→ WORK TO BE COMPLETED: Count every line in the entries below that contains the word "text", and give only that number.

→ Items from an interface collection:
►

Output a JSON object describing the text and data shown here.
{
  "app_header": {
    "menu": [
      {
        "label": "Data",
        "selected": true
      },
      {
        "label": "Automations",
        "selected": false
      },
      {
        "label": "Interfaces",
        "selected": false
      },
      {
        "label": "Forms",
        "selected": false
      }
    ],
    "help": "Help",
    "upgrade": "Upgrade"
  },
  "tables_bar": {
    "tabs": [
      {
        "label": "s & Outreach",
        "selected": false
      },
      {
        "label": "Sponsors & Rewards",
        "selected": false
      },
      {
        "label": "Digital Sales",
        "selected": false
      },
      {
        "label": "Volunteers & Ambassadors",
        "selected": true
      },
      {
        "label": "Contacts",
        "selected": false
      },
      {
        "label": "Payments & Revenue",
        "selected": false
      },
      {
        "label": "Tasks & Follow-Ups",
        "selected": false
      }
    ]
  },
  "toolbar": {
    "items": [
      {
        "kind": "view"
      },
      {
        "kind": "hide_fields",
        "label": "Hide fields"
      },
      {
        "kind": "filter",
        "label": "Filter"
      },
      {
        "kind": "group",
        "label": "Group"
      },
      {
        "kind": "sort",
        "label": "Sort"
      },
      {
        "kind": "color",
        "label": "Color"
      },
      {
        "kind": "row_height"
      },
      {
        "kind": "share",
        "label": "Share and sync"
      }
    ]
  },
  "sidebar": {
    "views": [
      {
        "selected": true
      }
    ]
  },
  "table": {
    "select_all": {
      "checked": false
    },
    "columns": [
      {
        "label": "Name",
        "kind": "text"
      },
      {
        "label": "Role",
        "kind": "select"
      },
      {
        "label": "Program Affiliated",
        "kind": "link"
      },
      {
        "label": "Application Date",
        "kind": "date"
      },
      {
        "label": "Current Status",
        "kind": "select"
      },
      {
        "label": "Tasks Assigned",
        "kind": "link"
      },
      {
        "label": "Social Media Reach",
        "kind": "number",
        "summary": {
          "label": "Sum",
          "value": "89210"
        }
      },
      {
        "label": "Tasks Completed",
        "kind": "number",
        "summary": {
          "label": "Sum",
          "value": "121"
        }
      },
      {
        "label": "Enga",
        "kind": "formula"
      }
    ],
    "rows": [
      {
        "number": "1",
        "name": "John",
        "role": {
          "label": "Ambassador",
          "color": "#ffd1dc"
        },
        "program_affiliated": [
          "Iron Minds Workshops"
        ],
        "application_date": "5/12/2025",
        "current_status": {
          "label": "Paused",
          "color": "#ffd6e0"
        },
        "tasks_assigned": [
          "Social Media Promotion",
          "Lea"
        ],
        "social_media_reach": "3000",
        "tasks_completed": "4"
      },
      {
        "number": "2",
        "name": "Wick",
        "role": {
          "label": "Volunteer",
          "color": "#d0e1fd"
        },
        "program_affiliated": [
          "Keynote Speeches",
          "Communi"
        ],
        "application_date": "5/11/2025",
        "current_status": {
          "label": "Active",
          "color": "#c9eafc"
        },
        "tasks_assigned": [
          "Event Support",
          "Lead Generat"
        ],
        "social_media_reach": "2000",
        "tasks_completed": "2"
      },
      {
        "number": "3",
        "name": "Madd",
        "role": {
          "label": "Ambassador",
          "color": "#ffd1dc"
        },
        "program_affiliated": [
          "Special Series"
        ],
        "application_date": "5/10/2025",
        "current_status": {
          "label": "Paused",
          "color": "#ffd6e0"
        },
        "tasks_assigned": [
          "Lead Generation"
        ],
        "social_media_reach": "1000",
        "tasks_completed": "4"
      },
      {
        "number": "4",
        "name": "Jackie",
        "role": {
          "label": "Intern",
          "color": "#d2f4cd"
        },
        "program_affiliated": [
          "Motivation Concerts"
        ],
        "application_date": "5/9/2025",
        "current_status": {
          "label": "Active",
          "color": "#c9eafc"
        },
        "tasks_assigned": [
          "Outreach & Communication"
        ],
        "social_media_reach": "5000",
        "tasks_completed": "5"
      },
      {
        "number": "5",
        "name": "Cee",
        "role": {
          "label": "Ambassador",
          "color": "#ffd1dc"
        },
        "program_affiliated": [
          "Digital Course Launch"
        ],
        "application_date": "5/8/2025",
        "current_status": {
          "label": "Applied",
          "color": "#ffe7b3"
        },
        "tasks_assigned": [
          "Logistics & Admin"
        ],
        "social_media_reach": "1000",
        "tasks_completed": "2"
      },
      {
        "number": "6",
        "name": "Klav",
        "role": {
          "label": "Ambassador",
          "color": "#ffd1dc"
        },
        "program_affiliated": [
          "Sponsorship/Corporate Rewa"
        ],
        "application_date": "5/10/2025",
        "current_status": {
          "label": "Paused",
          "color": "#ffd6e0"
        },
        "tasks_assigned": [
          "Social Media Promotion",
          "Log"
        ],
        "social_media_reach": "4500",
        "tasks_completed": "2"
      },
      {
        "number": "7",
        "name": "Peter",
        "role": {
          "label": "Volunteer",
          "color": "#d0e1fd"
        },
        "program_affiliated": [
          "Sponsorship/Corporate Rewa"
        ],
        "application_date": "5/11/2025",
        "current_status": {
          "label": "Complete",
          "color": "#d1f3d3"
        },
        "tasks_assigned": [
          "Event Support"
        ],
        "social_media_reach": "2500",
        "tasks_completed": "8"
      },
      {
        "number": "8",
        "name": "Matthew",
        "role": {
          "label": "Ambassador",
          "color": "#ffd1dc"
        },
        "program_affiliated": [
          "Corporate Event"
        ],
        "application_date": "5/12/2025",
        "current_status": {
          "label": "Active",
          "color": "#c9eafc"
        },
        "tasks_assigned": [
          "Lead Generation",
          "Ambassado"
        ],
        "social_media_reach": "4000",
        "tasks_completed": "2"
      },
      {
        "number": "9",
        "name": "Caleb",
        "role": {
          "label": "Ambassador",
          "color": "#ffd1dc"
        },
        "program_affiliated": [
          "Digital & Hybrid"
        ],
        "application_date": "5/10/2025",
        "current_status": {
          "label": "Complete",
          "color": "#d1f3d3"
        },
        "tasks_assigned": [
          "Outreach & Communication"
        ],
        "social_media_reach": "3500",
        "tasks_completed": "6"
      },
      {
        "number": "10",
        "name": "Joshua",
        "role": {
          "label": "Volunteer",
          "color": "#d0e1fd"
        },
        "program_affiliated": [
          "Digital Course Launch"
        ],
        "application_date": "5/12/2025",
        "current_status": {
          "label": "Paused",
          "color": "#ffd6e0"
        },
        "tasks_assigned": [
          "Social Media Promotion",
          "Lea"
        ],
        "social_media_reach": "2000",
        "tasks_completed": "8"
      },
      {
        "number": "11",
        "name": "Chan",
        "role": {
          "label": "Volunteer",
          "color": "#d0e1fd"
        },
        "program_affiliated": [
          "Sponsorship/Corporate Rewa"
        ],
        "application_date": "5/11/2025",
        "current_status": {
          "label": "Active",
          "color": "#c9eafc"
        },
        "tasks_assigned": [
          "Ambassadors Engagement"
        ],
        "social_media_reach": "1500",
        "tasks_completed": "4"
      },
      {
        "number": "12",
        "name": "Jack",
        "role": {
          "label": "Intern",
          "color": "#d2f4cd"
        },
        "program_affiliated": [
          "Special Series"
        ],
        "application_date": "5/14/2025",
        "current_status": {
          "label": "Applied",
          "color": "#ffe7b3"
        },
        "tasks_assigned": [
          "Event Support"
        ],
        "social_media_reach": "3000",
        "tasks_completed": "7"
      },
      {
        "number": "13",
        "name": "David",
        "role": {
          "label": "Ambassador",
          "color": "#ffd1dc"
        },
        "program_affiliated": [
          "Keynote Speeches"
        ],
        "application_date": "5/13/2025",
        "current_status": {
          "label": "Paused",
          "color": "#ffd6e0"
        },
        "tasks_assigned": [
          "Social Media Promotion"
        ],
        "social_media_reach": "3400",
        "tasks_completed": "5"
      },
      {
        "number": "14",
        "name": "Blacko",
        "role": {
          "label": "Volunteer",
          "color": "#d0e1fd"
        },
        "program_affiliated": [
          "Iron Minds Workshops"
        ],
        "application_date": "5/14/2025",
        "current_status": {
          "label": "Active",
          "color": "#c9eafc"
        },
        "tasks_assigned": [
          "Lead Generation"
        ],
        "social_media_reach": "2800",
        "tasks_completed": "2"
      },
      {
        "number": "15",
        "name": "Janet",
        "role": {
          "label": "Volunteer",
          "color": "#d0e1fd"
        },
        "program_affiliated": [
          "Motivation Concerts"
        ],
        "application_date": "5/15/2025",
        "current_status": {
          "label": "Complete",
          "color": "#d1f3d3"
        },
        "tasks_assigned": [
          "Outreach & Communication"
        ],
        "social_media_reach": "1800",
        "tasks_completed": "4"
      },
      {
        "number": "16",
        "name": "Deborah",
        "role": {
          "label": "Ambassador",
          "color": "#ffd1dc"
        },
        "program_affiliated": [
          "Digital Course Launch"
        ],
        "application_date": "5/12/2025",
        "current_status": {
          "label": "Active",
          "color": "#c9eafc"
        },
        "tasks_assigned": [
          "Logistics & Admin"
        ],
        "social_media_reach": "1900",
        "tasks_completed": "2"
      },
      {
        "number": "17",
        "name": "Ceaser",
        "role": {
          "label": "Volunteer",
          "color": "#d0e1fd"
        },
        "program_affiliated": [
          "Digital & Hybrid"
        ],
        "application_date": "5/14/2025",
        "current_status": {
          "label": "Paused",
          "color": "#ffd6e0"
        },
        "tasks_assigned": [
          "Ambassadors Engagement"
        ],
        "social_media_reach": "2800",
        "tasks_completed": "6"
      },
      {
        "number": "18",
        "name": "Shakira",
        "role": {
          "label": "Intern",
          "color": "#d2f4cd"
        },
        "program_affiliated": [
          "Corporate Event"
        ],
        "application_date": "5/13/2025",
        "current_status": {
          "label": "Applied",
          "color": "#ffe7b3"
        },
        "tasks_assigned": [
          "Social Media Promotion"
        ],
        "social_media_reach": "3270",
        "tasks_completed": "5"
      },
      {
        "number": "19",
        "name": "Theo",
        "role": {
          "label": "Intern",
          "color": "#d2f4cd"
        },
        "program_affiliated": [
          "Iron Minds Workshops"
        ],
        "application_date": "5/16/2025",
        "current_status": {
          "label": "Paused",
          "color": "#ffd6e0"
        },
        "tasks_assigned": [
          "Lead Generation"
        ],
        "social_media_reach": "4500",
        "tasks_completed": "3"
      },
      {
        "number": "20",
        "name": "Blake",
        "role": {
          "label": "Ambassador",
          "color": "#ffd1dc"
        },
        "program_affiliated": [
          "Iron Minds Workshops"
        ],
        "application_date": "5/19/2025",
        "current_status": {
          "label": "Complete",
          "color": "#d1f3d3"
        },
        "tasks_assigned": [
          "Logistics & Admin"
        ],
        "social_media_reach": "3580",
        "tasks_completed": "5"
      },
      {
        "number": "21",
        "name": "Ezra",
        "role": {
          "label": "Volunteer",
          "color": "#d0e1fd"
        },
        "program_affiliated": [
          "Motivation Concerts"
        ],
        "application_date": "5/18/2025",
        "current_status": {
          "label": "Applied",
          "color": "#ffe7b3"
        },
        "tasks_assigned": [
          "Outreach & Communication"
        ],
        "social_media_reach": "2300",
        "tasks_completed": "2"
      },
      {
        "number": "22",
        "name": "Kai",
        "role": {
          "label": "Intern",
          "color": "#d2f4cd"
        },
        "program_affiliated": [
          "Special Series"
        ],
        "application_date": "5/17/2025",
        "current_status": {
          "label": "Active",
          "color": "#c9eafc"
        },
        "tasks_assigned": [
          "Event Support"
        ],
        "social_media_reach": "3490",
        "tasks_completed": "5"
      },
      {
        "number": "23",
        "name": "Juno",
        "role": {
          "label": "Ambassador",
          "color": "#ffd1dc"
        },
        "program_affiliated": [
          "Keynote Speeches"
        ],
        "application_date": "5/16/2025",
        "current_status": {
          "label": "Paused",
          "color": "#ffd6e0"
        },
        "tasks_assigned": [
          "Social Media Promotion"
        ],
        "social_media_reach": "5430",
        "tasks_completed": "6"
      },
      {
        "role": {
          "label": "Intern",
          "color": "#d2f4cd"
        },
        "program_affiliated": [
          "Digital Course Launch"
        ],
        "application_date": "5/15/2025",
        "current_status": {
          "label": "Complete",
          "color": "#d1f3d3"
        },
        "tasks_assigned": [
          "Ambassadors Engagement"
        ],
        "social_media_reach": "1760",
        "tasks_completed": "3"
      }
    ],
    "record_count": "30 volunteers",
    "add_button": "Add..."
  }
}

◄

→ ANSWER SECTION: 2